I thought the answer would be in Pub 17 but it refers you to Pub 550.
Liquidating distributions, sometimes called liquidating dividends, are distributions you receive
during a partial or complete liquidation of a corporation. These distributions are, at least in
part, one form of a return of capital. They may
be paid in one or more installments. You will receive Form 1099-DIV from the corporation
showing you the amount of the liquidating distribution in box 8 or 9.
Any liquidating distribution you receive is not
taxable to you until you have recovered the basis of your stock. After the basis of your stock
has been reduced to zero, you must report the
liquidating distribution as a capital gain.
Whether you report the gain as a long-term or
short-term capital gain depends on how long
you have held the stock

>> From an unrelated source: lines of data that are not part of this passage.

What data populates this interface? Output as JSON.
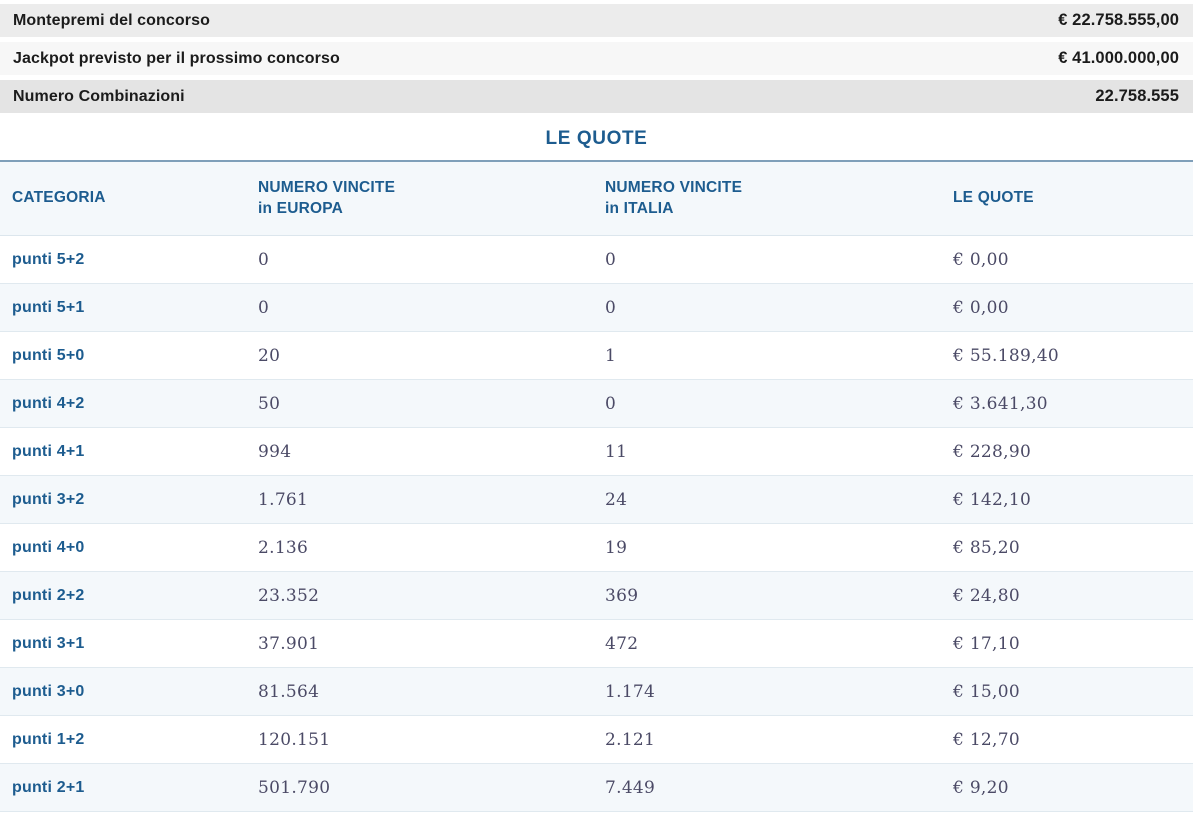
{
  "summary": {
    "rows": [
      {
        "label": "Montepremi del concorso",
        "value": "€ 22.758.555,00"
      },
      {
        "label": "Jackpot previsto per il prossimo concorso",
        "value": "€ 41.000.000,00"
      },
      {
        "label": "Numero Combinazioni",
        "value": "22.758.555"
      }
    ]
  },
  "quotes": {
    "title": "LE QUOTE",
    "columns": [
      "CATEGORIA",
      "NUMERO VINCITE\nin EUROPA",
      "NUMERO VINCITE\nin ITALIA",
      "LE QUOTE"
    ],
    "rows": [
      {
        "category": "punti 5+2",
        "europe": "0",
        "italy": "0",
        "quote": "€ 0,00"
      },
      {
        "category": "punti 5+1",
        "europe": "0",
        "italy": "0",
        "quote": "€ 0,00"
      },
      {
        "category": "punti 5+0",
        "europe": "20",
        "italy": "1",
        "quote": "€ 55.189,40"
      },
      {
        "category": "punti 4+2",
        "europe": "50",
        "italy": "0",
        "quote": "€ 3.641,30"
      },
      {
        "category": "punti 4+1",
        "europe": "994",
        "italy": "11",
        "quote": "€ 228,90"
      },
      {
        "category": "punti 3+2",
        "europe": "1.761",
        "italy": "24",
        "quote": "€ 142,10"
      },
      {
        "category": "punti 4+0",
        "europe": "2.136",
        "italy": "19",
        "quote": "€ 85,20"
      },
      {
        "category": "punti 2+2",
        "europe": "23.352",
        "italy": "369",
        "quote": "€ 24,80"
      },
      {
        "category": "punti 3+1",
        "europe": "37.901",
        "italy": "472",
        "quote": "€ 17,10"
      },
      {
        "category": "punti 3+0",
        "europe": "81.564",
        "italy": "1.174",
        "quote": "€ 15,00"
      },
      {
        "category": "punti 1+2",
        "europe": "120.151",
        "italy": "2.121",
        "quote": "€ 12,70"
      },
      {
        "category": "punti 2+1",
        "europe": "501.790",
        "italy": "7.449",
        "quote": "€ 9,20"
      }
    ]
  },
  "colors": {
    "accent_blue": "#1d5c8f",
    "rule_blue": "#7f9fb9",
    "row_alt_bg": "#f4f8fb",
    "row_separator": "#e0e9ef",
    "number_text": "#4b4a66",
    "summary_bg_1": "#ececec",
    "summary_bg_2": "#f7f7f7",
    "summary_bg_3": "#e4e4e4",
    "summary_text": "#1b1b1b"
  }
}
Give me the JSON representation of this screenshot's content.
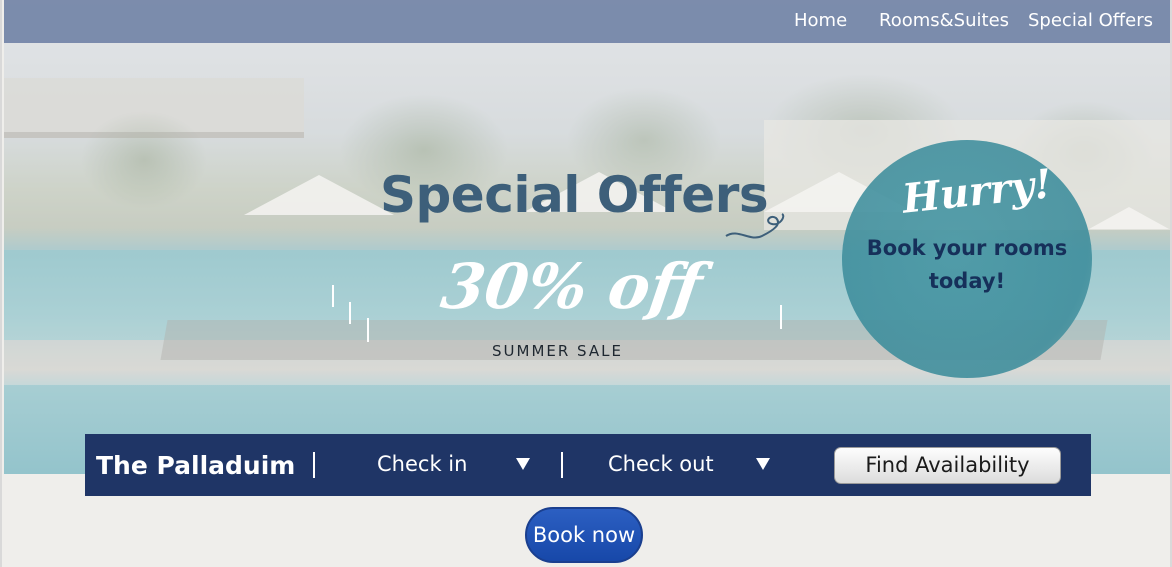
{
  "nav": {
    "items": [
      "Home",
      "Rooms&Suites",
      "Special Offers"
    ]
  },
  "hero": {
    "headline": "Special Offers",
    "discount": "30% off",
    "sale_label": "SUMMER SALE"
  },
  "badge": {
    "hurry": "Hurry!",
    "line1": "Book your rooms",
    "line2": "today!"
  },
  "booking_bar": {
    "brand": "The Palladuim",
    "check_in": "Check in",
    "check_out": "Check out",
    "find_button": "Find Availability"
  },
  "cta": {
    "book_now": "Book now"
  },
  "colors": {
    "nav_bg": "#7082a5",
    "headline": "#3d5f7a",
    "badge_teal": "#4a98a5",
    "booking_bar_bg": "#1f3566",
    "book_now_bg": "#1f52b5"
  },
  "icons": {
    "dropdown": "chevron-down-icon",
    "swirl": "swirl-decoration-icon"
  }
}
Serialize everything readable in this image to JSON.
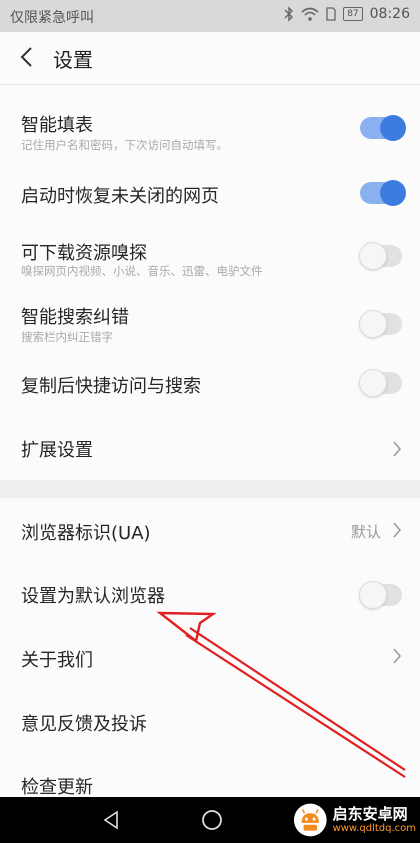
{
  "status_bar": {
    "left_text": "仅限紧急呼叫",
    "battery": "87",
    "time": "08:26"
  },
  "header": {
    "title": "设置"
  },
  "settings": [
    {
      "label": "智能填表",
      "sub": "记住用户名和密码，下次访问自动填写。",
      "toggle": "on"
    },
    {
      "label": "启动时恢复未关闭的网页",
      "toggle": "on"
    },
    {
      "label": "可下载资源嗅探",
      "sub": "嗅探网页内视频、小说、音乐、迅雷、电驴文件",
      "toggle": "off"
    },
    {
      "label": "智能搜索纠错",
      "sub": "搜索栏内纠正错字",
      "toggle": "off"
    },
    {
      "label": "复制后快捷访问与搜索",
      "toggle": "off"
    },
    {
      "label": "扩展设置"
    }
  ],
  "settings2": [
    {
      "label": "浏览器标识(UA)",
      "value": "默认"
    },
    {
      "label": "设置为默认浏览器",
      "toggle": "off"
    },
    {
      "label": "关于我们"
    },
    {
      "label": "意见反馈及投诉"
    },
    {
      "label": "检查更新"
    }
  ],
  "watermark": {
    "title": "启东安卓网",
    "url": "www.qdltdq.com"
  },
  "colors": {
    "toggle_on": "#3d7cdf",
    "toggle_on_track": "#8ab1ef",
    "arrow": "#e02020",
    "watermark_url": "#ff9a2e"
  }
}
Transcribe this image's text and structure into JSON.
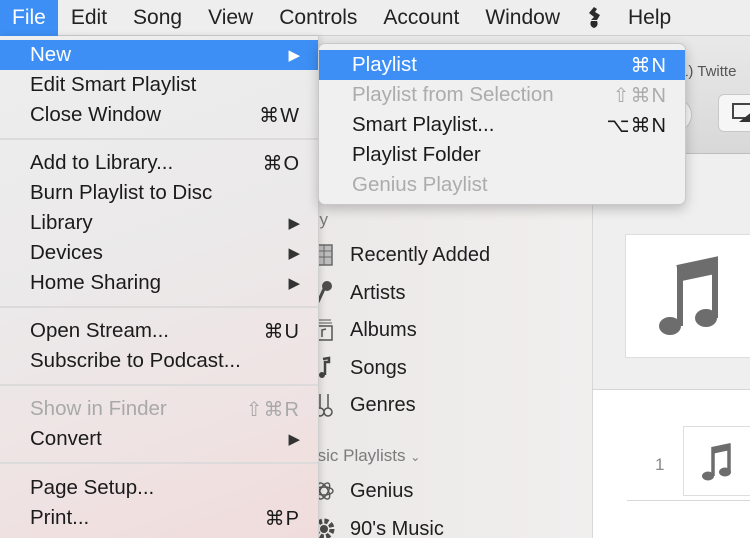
{
  "menubar": {
    "items": [
      "File",
      "Edit",
      "Song",
      "View",
      "Controls",
      "Account",
      "Window",
      "Help"
    ],
    "active": "File",
    "extra_icon": "script-menu-icon"
  },
  "file_menu": {
    "groups": [
      [
        {
          "label": "New",
          "shortcut": "",
          "submenu": true,
          "highlighted": true,
          "disabled": false
        },
        {
          "label": "Edit Smart Playlist",
          "shortcut": "",
          "submenu": false,
          "disabled": false
        },
        {
          "label": "Close Window",
          "shortcut": "⌘W",
          "submenu": false,
          "disabled": false
        }
      ],
      [
        {
          "label": "Add to Library...",
          "shortcut": "⌘O",
          "submenu": false,
          "disabled": false
        },
        {
          "label": "Burn Playlist to Disc",
          "shortcut": "",
          "submenu": false,
          "disabled": false
        },
        {
          "label": "Library",
          "shortcut": "",
          "submenu": true,
          "disabled": false
        },
        {
          "label": "Devices",
          "shortcut": "",
          "submenu": true,
          "disabled": false
        },
        {
          "label": "Home Sharing",
          "shortcut": "",
          "submenu": true,
          "disabled": false
        }
      ],
      [
        {
          "label": "Open Stream...",
          "shortcut": "⌘U",
          "submenu": false,
          "disabled": false
        },
        {
          "label": "Subscribe to Podcast...",
          "shortcut": "",
          "submenu": false,
          "disabled": false
        }
      ],
      [
        {
          "label": "Show in Finder",
          "shortcut": "⇧⌘R",
          "submenu": false,
          "disabled": true
        },
        {
          "label": "Convert",
          "shortcut": "",
          "submenu": true,
          "disabled": false
        }
      ],
      [
        {
          "label": "Page Setup...",
          "shortcut": "",
          "submenu": false,
          "disabled": false
        },
        {
          "label": "Print...",
          "shortcut": "⌘P",
          "submenu": false,
          "disabled": false
        }
      ]
    ]
  },
  "new_submenu": {
    "items": [
      {
        "label": "Playlist",
        "shortcut": "⌘N",
        "highlighted": true,
        "disabled": false
      },
      {
        "label": "Playlist from Selection",
        "shortcut": "⇧⌘N",
        "highlighted": false,
        "disabled": true
      },
      {
        "label": "Smart Playlist...",
        "shortcut": "⌥⌘N",
        "highlighted": false,
        "disabled": false
      },
      {
        "label": "Playlist Folder",
        "shortcut": "",
        "highlighted": false,
        "disabled": false
      },
      {
        "label": "Genius Playlist",
        "shortcut": "",
        "highlighted": false,
        "disabled": true
      }
    ]
  },
  "background_window": {
    "title_fragment": "1) Twitte",
    "sidebar": {
      "library_header": "Library",
      "library_items": [
        {
          "label": "Recently Added",
          "icon": "recently-added-icon"
        },
        {
          "label": "Artists",
          "icon": "microphone-icon"
        },
        {
          "label": "Albums",
          "icon": "album-icon"
        },
        {
          "label": "Songs",
          "icon": "music-note-icon"
        },
        {
          "label": "Genres",
          "icon": "guitars-icon"
        }
      ],
      "playlists_header": "Music Playlists",
      "playlist_items": [
        {
          "label": "Genius",
          "icon": "genius-atom-icon"
        },
        {
          "label": "90's Music",
          "icon": "gear-icon"
        }
      ]
    },
    "content": {
      "row_number": "1"
    }
  },
  "colors": {
    "highlight": "#3d8ff5",
    "disabled_text": "#a9a9a9"
  }
}
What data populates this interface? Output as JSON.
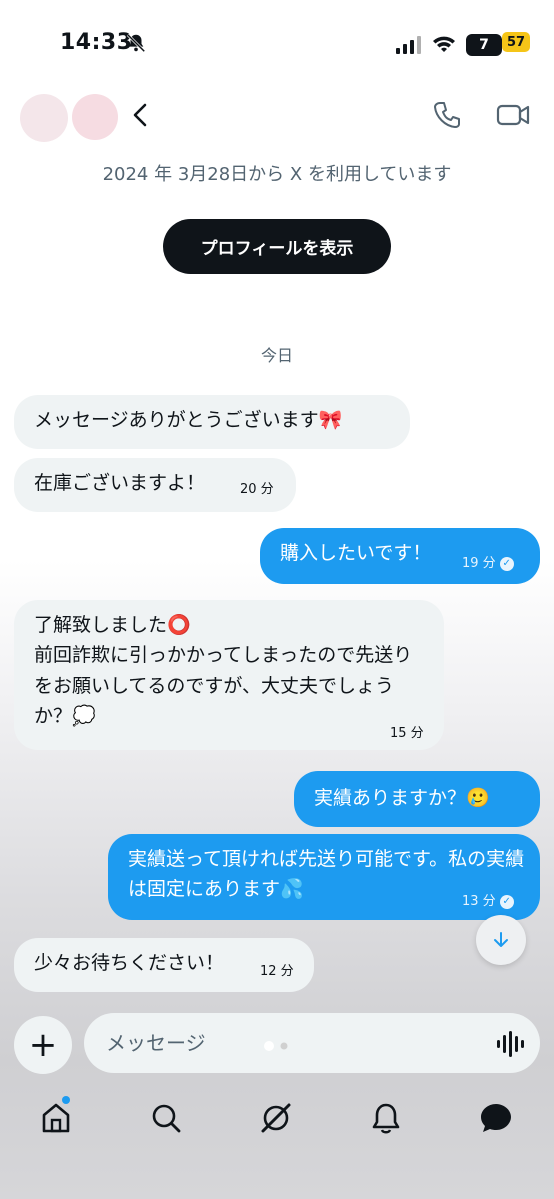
{
  "status_bar": {
    "time": "14:33",
    "carrier_badge": "7",
    "battery": "57"
  },
  "header": {
    "back_label": "<"
  },
  "profile": {
    "joined_text": "2024 年 3月28日から X を利用しています",
    "view_profile_button": "プロフィールを表示"
  },
  "date_divider": "今日",
  "messages": [
    {
      "dir": "recv",
      "text": "メッセージありがとうございます🎀",
      "time": ""
    },
    {
      "dir": "recv",
      "text": "在庫ございますよ！",
      "time": "20 分"
    },
    {
      "dir": "sent",
      "text": "購入したいです！",
      "time": "19 分"
    },
    {
      "dir": "recv",
      "text": "了解致しました⭕\n前回詐欺に引っかかってしまったので先送りをお願いしてるのですが、大丈夫でしょうか？💭",
      "time": "15 分"
    },
    {
      "dir": "sent",
      "text": "実績ありますか？🥲",
      "time": ""
    },
    {
      "dir": "sent",
      "text": "実績送って頂ければ先送り可能です。私の実績は固定にあります💦",
      "time": "13 分"
    },
    {
      "dir": "recv",
      "text": "少々お待ちください！",
      "time": "12 分"
    }
  ],
  "composer": {
    "placeholder": "メッセージ",
    "plus_label": "+"
  },
  "colors": {
    "accent": "#1d9bf0",
    "received_bubble": "#eff3f4",
    "dark_button": "#0f1419"
  }
}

I think since I wrote that last reply, I found out some more about this subject. I had a couple clients who received substantial CLD's from the same stock -- Altaba. Funny thing is, they also received them in 2019, and I'm not sure I reported them correctly. Turns out Altaba is what Yahoo turned into, after all they had left was some Alibaba stock that the predecessor AOL's CEO had thought might be a good idea. (I might have this history wrong.) Anyway, most investors probably recovered their basis, and then some, in 2019; by 2020 it was all LTCG. On Schwab 1099's, no explanation was given. On Merrill Lynch 1099's, the proceeds also showed up on the 1099-B sales reports, with basis (at least for one client) shown as zero.